Web page and app entries:
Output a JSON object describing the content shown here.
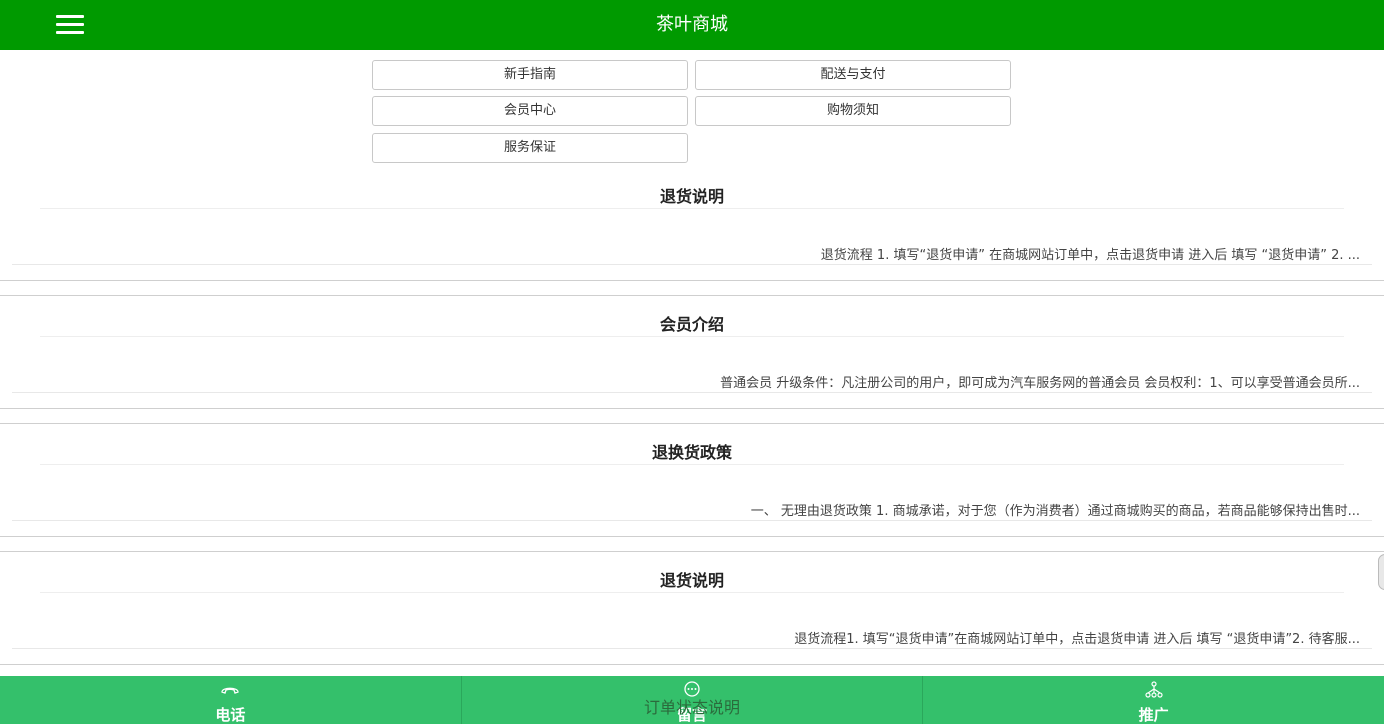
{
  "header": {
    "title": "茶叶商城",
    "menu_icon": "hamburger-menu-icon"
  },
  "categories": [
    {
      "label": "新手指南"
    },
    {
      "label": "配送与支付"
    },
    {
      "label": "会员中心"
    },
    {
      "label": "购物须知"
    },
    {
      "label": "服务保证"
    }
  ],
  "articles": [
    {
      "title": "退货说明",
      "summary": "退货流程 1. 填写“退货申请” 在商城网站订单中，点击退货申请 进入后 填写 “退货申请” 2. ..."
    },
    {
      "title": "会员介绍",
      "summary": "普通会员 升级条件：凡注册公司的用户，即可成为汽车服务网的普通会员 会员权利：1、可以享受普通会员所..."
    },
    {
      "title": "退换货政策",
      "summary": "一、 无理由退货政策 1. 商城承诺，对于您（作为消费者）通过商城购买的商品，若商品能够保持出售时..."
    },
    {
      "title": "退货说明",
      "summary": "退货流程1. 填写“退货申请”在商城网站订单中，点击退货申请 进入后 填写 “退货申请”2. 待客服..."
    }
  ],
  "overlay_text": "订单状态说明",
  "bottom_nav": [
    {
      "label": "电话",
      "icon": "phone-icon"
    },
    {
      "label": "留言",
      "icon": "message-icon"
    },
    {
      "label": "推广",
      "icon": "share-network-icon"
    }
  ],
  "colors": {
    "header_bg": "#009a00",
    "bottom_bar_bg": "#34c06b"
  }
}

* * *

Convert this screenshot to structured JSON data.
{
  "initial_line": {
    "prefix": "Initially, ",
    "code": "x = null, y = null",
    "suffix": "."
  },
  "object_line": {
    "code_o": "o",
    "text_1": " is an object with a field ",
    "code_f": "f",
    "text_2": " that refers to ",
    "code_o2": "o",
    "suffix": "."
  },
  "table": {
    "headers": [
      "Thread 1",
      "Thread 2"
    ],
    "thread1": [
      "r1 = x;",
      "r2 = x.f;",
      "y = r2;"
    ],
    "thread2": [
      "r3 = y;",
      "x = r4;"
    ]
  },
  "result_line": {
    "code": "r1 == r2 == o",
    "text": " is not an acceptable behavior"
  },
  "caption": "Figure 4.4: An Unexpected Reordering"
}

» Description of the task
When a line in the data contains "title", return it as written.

» Reply
    "title": "茶叶商城",
      "title": "退货说明",
      "title": "会员介绍",
      "title": "退换货政策",
      "title": "退货说明",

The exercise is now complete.